But, he runs afoul of a couple of country dogs (Buttram and Lindsey) and also runs into wise traveler O’Malley, who, along with a band of hipster musicians led by Scat Cat (Crothers), helps the clueless cat family. Of course, a romance blossoms as they spend time together, just as happened with Lady and Tramp. There’s no memorable spaghetti dinner to seal the deal, but “The Aristocats” is still a cute film from Disney, and it did well at the box office.
As anyone who’s ever seen the film before will notice, it looks better than ever on Blu-ray.
Of the five releases this week, this is the most impressive. The new AVC/MPEG-4 transfer is absolutely breathtaking, offering a level of detail and edge delineation that really makes the figures pop and the backgrounds look sublime. Now the sketch quality of the artistic style looks more refined, and that changes the whole look. Purists will still see imperfections, but given how rough this film has looked over the years the Blu-ray release from Disney is really a gift to fans. “The Aristocats” is presented in 1.66:1 widescreen.
Though the audio is less impressive, it’s still a solid improvement over previous releases. The English DTS-HD MA 5.1 is free of distortion and distributes the sound evenly across the speakers during musical numbers. The mix of dialogue, background music, and effects is nicely modulated. No adjustments are needed. Additional audio options are Spanish and French Dolby Digital 5.1, with subtitles in English SDH, French and Spanish.
The bonus features run less than an hour, total, with some of them in HD. There’s a sing-along option for viewing the film, and Richard Sherman introduces a deleted scene that’s illustrated with a storyboard in a bit that runs 10 minutes long. The Shermans are feted in a brief (4 min.) look at their songs and metods. Song lovers also can play four sing-along songs individually or in group isolation. There’s also a music video remix of “Oui Ooui Marie” by D!tto and the deleted song “She Never Felt Alone.” For cat lovers there’s a 1956 animated short on “The Great Cat Family,” presented by Disney himself, and an HD version of the cartoon “Bath Day,” in which Minnie Mouse tries to give her cat a bath.
“The Aristocats” is another second-tier animated feature from Disney that’s been underappreciated.
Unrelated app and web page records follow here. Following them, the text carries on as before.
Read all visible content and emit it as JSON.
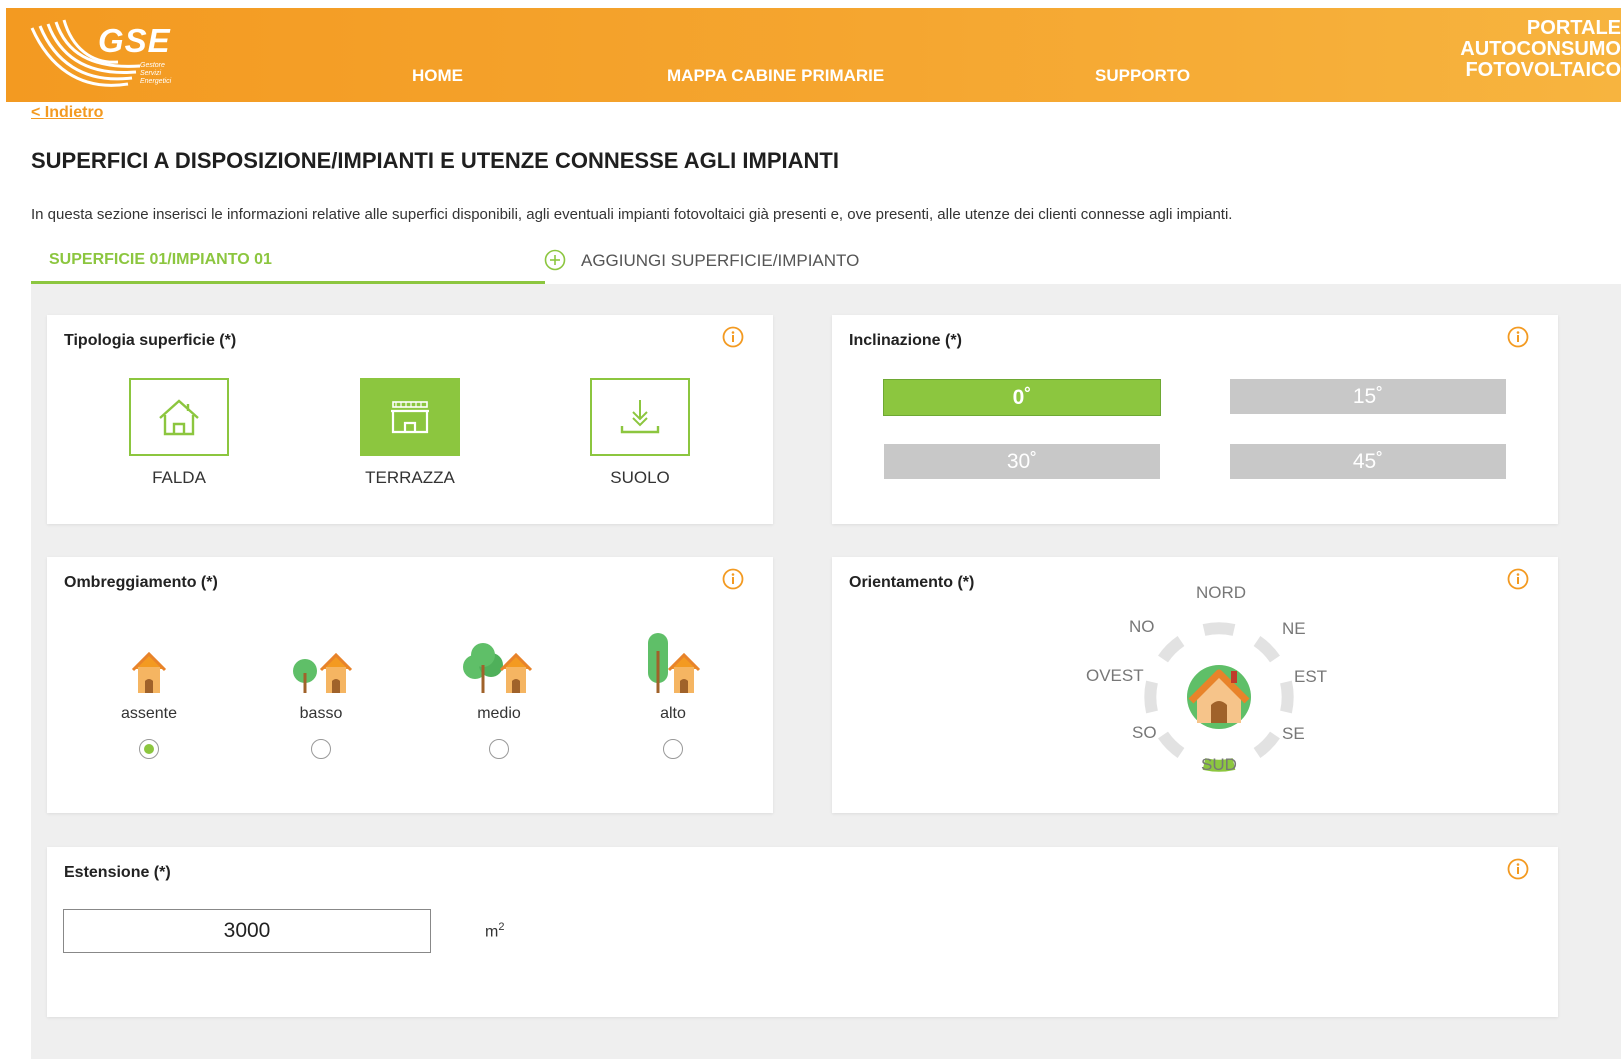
{
  "header": {
    "logo_text": "GSE",
    "logo_sub": [
      "Gestore",
      "Servizi",
      "Energetici"
    ],
    "nav": [
      "HOME",
      "MAPPA CABINE PRIMARIE",
      "SUPPORTO"
    ],
    "portal_title": "PORTALE\nAUTOCONSUMO\nFOTOVOLTAICO"
  },
  "back_link": "< Indietro",
  "page_title": "SUPERFICI A DISPOSIZIONE/IMPIANTI E UTENZE CONNESSE AGLI IMPIANTI",
  "page_description": "In questa sezione inserisci le informazioni relative alle superfici disponibili, agli eventuali impianti fotovoltaici già presenti e, ove presenti, alle utenze dei clienti connesse agli impianti.",
  "tabs": {
    "active": "SUPERFICIE 01/IMPIANTO 01",
    "add": "AGGIUNGI SUPERFICIE/IMPIANTO"
  },
  "tipologia": {
    "title": "Tipologia superficie (*)",
    "options": [
      "FALDA",
      "TERRAZZA",
      "SUOLO"
    ],
    "selected": "TERRAZZA"
  },
  "inclinazione": {
    "title": "Inclinazione (*)",
    "options": [
      "0˚",
      "15˚",
      "30˚",
      "45˚"
    ],
    "selected": "0˚"
  },
  "ombreggiamento": {
    "title": "Ombreggiamento (*)",
    "options": [
      "assente",
      "basso",
      "medio",
      "alto"
    ],
    "selected": "assente"
  },
  "orientamento": {
    "title": "Orientamento (*)",
    "directions": {
      "n": "NORD",
      "ne": "NE",
      "e": "EST",
      "se": "SE",
      "s": "SUD",
      "so": "SO",
      "o": "OVEST",
      "no": "NO"
    },
    "selected": "SUD"
  },
  "estensione": {
    "title": "Estensione (*)",
    "value": "3000",
    "unit": "m",
    "unit_exp": "2"
  },
  "colors": {
    "accent_orange": "#f39a21",
    "accent_green": "#8cc63f",
    "inactive_grey": "#c8c8c8"
  }
}
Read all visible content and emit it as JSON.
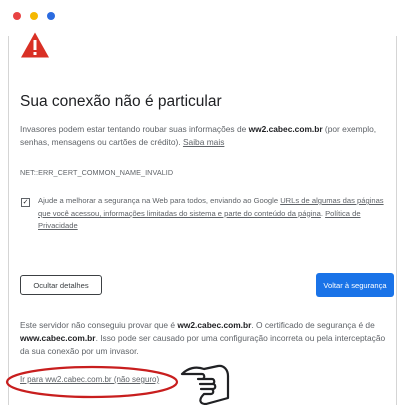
{
  "colors": {
    "dot_red": "#e84343",
    "dot_yellow": "#f5b800",
    "dot_blue": "#2b6be0",
    "warning_red": "#d93025",
    "primary_button": "#1a73e8",
    "highlight_oval": "#c81e1e"
  },
  "icons": {
    "warning": "warning-triangle-icon",
    "pointer": "pointing-hand-icon"
  },
  "title": "Sua conexão não é particular",
  "intro": {
    "text_before_domain": "Invasores podem estar tentando roubar suas informações de ",
    "domain": "ww2.cabec.com.br",
    "text_after_domain": " (por exemplo, senhas, mensagens ou cartões de crédito). ",
    "learn_more_link": "Saiba mais"
  },
  "error_code": "NET::ERR_CERT_COMMON_NAME_INVALID",
  "optin": {
    "checked": true,
    "text_before_link": "Ajude a melhorar a segurança na Web para todos, enviando ao Google ",
    "link_text": "URLs de algumas das páginas que você acessou, informações limitadas do sistema e parte do conteúdo da página",
    "text_after_link": ". ",
    "privacy_link": "Política de Privacidade"
  },
  "buttons": {
    "hide_details": "Ocultar detalhes",
    "back_to_safety": "Voltar à segurança"
  },
  "details": {
    "text_1": "Este servidor não conseguiu provar que é ",
    "domain_1": "ww2.cabec.com.br",
    "text_2": ". O certificado de segurança é de ",
    "domain_2": "www.cabec.com.br",
    "text_3": ". Isso pode ser causado por uma configuração incorreta ou pela interceptação da sua conexão por um invasor."
  },
  "proceed_link": "Ir para ww2.cabec.com.br (não seguro)"
}
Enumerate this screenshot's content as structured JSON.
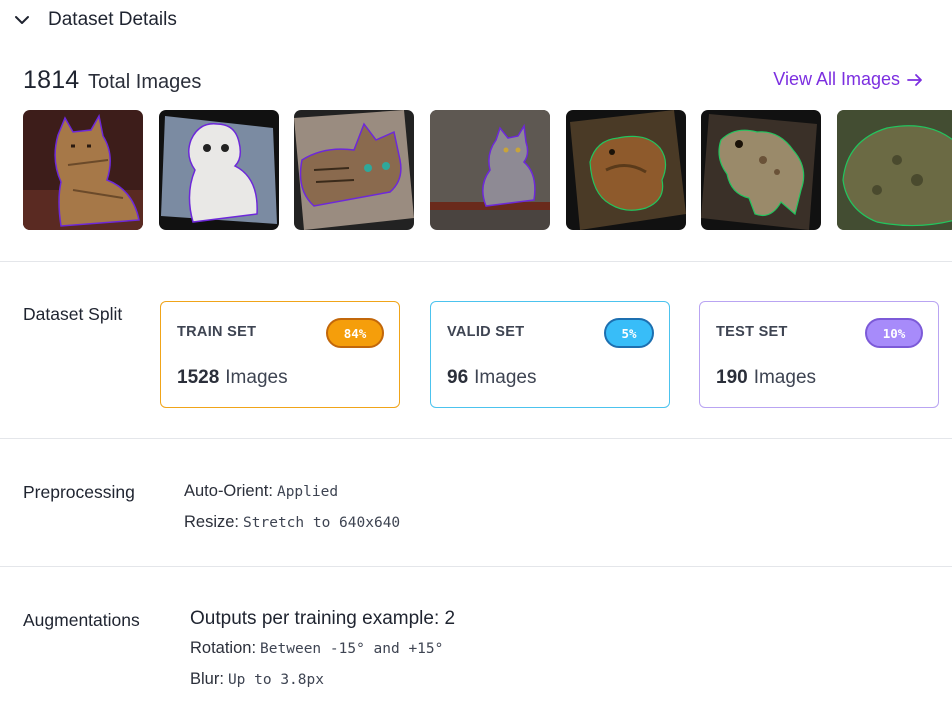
{
  "header": {
    "title": "Dataset Details",
    "toggle_icon": "chevron-down-icon"
  },
  "summary": {
    "total_count": "1814",
    "total_label": "Total Images",
    "view_all_label": "View All Images",
    "view_all_icon": "arrow-right-icon"
  },
  "thumbnails": [
    {
      "subject": "cat"
    },
    {
      "subject": "cat"
    },
    {
      "subject": "cat"
    },
    {
      "subject": "cat"
    },
    {
      "subject": "toad"
    },
    {
      "subject": "toad"
    },
    {
      "subject": "toad"
    }
  ],
  "split": {
    "label": "Dataset Split",
    "cards": [
      {
        "name": "TRAIN SET",
        "percent": "84%",
        "count": "1528",
        "unit": "Images",
        "color": "#f59e0b"
      },
      {
        "name": "VALID SET",
        "percent": "5%",
        "count": "96",
        "unit": "Images",
        "color": "#38bdf8"
      },
      {
        "name": "TEST SET",
        "percent": "10%",
        "count": "190",
        "unit": "Images",
        "color": "#a78bfa"
      }
    ]
  },
  "preprocessing": {
    "label": "Preprocessing",
    "items": [
      {
        "key": "Auto-Orient:",
        "value": "Applied"
      },
      {
        "key": "Resize:",
        "value": "Stretch to 640x640"
      }
    ]
  },
  "augmentations": {
    "label": "Augmentations",
    "outputs": "Outputs per training example: 2",
    "items": [
      {
        "key": "Rotation:",
        "value": "Between -15° and +15°"
      },
      {
        "key": "Blur:",
        "value": "Up to 3.8px"
      }
    ]
  },
  "colors": {
    "accent": "#7c2fe0",
    "cat_outline": "#6d28d9",
    "toad_outline": "#22c55e"
  }
}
But this new 1080p remastered version ought to raise its stock some. It’s a cute, feline version of “Lady and the Tramp” that should enthrall families . . . and, of course, cat lovers.